== Segment start ==

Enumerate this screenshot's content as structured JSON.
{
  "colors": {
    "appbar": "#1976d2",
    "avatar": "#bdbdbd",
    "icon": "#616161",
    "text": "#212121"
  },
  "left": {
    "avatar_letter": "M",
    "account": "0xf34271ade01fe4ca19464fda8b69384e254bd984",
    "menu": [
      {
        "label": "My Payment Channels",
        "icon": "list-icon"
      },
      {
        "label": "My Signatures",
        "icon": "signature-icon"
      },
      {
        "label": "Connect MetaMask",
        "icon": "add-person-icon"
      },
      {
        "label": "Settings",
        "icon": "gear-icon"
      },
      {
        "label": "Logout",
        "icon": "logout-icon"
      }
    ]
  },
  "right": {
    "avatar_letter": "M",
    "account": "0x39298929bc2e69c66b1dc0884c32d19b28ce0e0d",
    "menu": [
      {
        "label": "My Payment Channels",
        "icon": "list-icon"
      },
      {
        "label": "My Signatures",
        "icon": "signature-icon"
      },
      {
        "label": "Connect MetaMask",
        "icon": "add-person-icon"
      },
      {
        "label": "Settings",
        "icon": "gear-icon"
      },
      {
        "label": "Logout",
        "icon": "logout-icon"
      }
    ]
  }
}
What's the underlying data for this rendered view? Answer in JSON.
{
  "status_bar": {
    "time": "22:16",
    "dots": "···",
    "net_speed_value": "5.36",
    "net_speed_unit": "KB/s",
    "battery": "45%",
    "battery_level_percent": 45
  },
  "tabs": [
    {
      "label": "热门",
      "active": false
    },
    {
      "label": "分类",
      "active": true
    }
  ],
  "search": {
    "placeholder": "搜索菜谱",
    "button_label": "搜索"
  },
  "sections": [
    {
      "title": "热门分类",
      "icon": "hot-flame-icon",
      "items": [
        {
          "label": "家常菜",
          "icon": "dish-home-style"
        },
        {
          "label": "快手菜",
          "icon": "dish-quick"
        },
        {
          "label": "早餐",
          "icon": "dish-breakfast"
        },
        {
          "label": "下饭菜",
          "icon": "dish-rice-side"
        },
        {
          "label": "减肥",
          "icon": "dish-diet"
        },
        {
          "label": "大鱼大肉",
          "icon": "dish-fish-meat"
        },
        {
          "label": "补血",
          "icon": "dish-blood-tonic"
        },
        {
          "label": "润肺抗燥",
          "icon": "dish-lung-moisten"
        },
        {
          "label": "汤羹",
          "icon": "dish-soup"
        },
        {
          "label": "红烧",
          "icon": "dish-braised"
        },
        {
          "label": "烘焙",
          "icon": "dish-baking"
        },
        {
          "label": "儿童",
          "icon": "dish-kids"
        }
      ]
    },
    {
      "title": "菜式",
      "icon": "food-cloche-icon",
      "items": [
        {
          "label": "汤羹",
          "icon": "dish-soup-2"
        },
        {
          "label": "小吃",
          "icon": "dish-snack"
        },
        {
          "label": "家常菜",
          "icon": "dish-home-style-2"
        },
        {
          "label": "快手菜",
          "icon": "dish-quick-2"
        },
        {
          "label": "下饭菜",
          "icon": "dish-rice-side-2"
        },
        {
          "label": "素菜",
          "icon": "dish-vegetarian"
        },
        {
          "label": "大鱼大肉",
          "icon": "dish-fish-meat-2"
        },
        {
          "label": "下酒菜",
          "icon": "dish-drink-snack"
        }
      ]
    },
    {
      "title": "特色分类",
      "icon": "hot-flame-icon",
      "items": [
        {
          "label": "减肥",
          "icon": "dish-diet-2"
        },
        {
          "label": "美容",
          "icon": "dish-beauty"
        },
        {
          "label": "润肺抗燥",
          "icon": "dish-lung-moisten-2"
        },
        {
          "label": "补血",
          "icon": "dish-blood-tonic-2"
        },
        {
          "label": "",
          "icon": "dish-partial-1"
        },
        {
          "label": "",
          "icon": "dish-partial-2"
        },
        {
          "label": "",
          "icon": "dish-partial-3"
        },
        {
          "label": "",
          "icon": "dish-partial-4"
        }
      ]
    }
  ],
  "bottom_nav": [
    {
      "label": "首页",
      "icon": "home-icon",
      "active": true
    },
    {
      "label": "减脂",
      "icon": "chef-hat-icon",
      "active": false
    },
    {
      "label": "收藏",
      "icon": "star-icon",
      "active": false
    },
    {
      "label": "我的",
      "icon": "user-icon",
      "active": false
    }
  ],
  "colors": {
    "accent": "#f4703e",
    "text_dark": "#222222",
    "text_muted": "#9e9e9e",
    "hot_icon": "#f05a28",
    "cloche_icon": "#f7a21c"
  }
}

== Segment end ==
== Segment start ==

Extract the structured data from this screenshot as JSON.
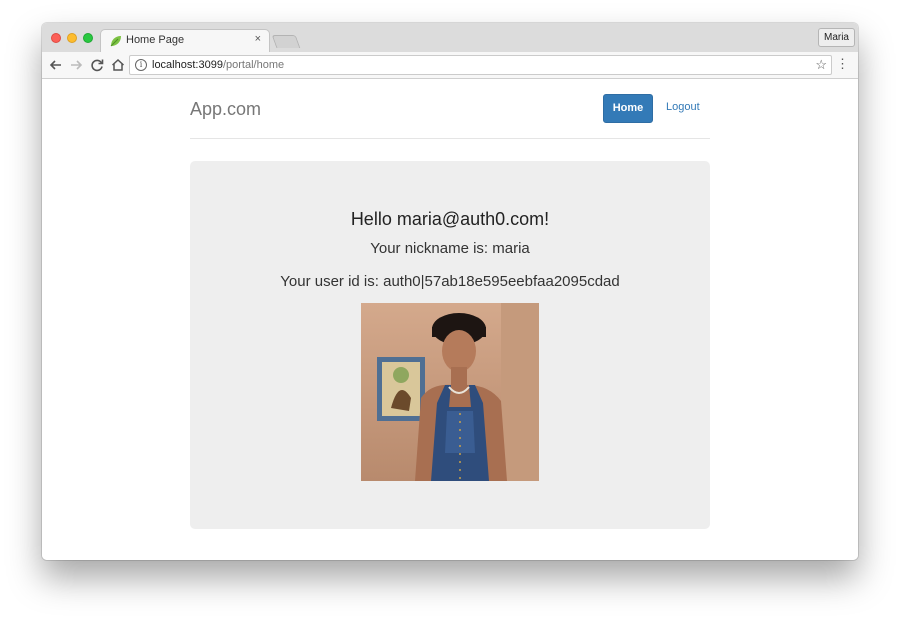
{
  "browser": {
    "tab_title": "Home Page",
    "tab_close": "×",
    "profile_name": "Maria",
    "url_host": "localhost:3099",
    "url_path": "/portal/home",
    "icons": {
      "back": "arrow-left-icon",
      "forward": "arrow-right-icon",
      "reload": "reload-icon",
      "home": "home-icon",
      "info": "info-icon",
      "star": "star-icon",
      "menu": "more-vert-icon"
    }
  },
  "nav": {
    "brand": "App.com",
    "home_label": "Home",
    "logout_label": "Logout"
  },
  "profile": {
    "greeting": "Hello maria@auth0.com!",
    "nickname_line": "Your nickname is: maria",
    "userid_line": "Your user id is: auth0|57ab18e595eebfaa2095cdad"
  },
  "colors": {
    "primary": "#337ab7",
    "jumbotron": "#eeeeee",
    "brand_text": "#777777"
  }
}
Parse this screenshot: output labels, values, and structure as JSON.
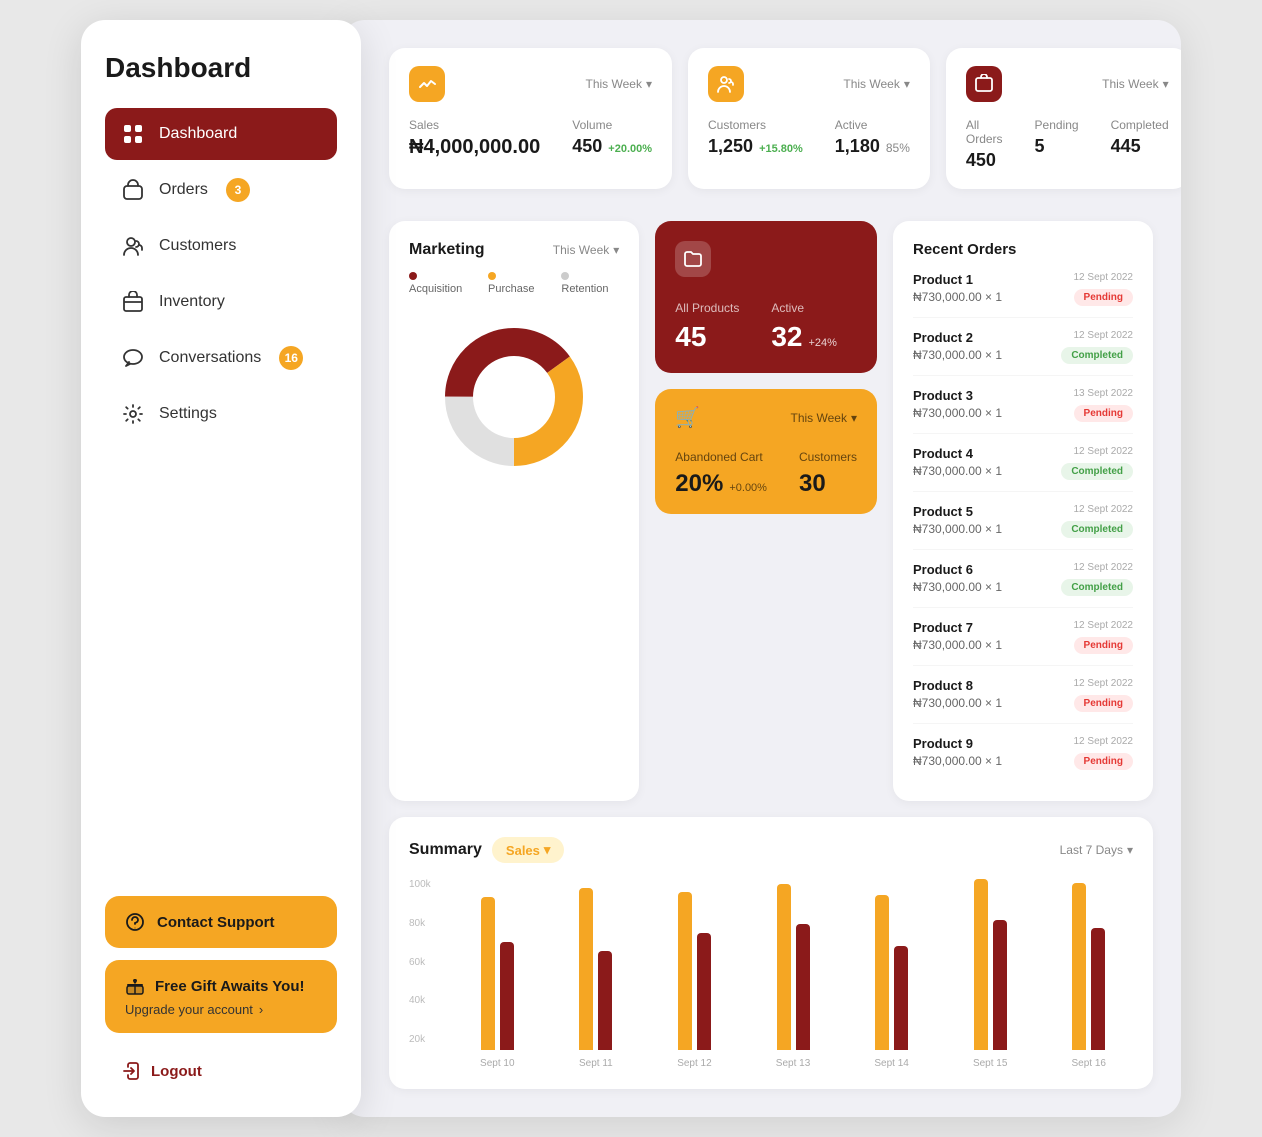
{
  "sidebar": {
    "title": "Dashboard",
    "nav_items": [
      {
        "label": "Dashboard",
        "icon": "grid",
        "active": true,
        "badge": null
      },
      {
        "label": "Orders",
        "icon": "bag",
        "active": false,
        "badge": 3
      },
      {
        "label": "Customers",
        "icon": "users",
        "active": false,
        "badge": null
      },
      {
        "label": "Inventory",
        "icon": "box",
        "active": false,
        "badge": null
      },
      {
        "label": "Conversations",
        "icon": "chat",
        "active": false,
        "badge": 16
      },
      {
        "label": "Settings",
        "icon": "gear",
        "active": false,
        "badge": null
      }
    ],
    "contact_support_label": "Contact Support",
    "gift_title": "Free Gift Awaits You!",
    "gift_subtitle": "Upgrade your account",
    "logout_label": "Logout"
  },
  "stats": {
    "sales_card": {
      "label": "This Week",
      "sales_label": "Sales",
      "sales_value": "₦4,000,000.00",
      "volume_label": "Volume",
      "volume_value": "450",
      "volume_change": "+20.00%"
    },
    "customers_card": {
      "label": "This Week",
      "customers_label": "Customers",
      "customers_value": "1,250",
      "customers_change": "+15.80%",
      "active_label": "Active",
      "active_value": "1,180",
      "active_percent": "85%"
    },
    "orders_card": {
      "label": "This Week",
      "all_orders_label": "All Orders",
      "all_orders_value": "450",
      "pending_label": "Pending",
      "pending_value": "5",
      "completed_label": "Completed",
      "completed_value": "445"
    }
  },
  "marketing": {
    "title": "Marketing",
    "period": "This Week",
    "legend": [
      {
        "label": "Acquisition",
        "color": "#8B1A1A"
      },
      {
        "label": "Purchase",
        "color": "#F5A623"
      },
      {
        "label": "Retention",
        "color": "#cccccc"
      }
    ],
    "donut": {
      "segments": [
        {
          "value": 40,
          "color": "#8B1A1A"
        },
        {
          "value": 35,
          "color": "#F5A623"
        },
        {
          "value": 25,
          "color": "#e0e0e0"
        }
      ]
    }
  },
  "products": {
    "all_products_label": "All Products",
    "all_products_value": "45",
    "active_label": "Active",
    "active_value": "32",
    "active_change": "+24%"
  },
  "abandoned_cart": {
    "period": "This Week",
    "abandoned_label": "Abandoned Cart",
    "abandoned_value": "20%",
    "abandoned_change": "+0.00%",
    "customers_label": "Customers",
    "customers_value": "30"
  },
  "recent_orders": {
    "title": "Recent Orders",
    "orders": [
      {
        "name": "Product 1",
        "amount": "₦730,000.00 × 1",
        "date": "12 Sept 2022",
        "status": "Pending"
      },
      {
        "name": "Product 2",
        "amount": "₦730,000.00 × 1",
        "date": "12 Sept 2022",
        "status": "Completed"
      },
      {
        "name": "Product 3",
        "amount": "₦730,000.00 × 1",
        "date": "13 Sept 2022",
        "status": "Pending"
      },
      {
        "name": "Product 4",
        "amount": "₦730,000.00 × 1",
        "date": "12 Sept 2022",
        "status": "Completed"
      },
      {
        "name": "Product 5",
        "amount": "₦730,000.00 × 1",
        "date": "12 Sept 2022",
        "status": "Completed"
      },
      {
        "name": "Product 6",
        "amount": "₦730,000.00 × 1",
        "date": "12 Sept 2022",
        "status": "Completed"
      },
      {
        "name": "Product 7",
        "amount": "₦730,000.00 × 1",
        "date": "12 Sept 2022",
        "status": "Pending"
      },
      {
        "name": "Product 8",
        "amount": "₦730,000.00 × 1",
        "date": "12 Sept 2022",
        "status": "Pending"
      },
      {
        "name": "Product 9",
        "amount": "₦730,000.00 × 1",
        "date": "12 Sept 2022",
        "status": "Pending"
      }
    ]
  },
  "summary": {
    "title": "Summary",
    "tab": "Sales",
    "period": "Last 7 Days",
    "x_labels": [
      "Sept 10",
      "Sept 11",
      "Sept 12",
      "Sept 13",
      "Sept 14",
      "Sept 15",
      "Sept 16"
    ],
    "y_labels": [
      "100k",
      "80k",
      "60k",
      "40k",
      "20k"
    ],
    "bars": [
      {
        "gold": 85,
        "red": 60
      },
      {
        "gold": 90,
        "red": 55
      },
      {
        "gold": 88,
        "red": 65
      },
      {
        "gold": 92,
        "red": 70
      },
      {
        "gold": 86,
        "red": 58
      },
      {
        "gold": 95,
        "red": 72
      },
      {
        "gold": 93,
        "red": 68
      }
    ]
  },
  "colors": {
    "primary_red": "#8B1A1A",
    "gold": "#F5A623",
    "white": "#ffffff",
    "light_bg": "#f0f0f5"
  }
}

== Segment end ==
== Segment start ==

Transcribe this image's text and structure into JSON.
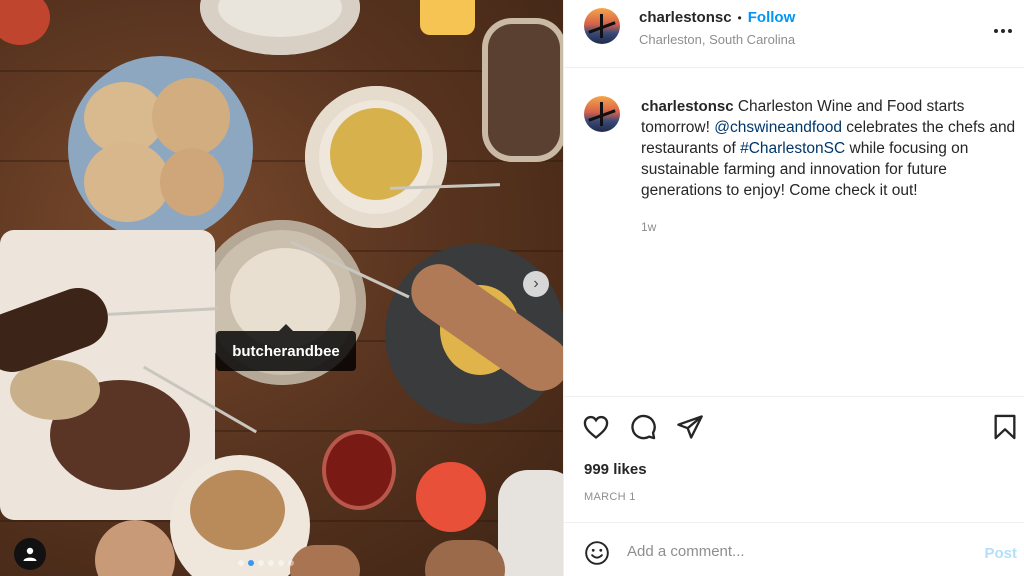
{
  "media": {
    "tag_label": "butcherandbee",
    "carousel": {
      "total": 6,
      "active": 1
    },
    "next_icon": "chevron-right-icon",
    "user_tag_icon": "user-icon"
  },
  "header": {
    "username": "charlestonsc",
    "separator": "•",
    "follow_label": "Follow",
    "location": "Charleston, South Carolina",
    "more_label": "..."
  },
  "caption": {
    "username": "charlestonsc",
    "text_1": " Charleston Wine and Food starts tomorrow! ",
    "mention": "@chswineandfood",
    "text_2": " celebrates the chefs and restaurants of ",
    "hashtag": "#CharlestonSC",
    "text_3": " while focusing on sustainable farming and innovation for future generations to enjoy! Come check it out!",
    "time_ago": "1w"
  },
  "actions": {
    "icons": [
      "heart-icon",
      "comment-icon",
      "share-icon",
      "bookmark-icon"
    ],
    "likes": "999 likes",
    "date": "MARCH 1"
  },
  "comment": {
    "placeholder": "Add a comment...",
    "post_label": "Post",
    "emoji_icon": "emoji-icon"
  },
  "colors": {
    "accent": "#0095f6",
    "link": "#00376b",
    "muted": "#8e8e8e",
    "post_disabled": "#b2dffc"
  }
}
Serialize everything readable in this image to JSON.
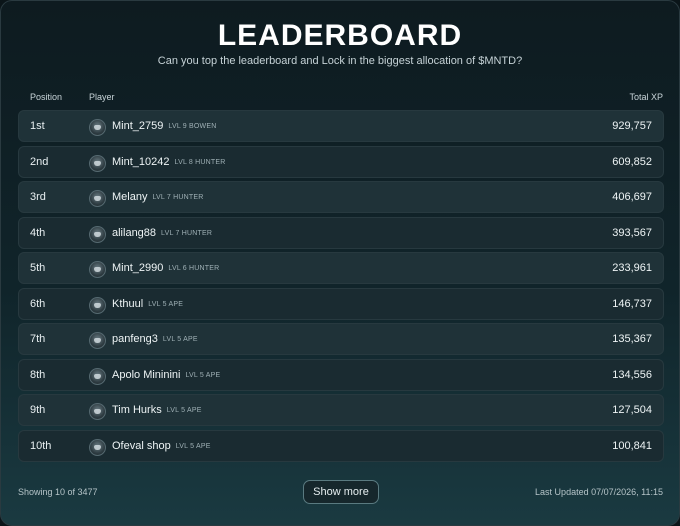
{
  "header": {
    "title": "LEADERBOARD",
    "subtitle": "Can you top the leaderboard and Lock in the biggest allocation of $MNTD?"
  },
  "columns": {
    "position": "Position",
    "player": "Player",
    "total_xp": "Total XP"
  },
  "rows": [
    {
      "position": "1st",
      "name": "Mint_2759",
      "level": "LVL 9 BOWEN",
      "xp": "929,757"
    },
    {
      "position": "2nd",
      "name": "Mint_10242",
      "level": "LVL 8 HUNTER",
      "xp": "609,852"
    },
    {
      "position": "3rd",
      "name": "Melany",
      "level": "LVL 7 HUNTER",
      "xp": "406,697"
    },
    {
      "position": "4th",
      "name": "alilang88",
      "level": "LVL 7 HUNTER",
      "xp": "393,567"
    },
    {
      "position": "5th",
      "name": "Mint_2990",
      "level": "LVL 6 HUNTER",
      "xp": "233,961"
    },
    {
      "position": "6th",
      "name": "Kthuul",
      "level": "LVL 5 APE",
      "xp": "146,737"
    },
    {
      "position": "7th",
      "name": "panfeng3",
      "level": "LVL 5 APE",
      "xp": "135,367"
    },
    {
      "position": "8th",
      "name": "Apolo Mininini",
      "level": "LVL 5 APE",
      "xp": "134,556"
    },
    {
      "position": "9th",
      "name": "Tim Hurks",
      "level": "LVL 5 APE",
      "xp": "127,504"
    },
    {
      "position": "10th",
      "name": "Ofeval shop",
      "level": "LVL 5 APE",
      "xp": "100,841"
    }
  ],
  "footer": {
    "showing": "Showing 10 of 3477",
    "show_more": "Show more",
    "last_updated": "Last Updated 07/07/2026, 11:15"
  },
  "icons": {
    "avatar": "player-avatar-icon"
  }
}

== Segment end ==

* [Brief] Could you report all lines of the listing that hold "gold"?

* [Answer space]
        "gold": 85,
        "gold": 90,
        "gold": 88,
        "gold": 92,
        "gold": 86,
        "gold": 95,
        "gold": 93,
    "gold": "#F5A623",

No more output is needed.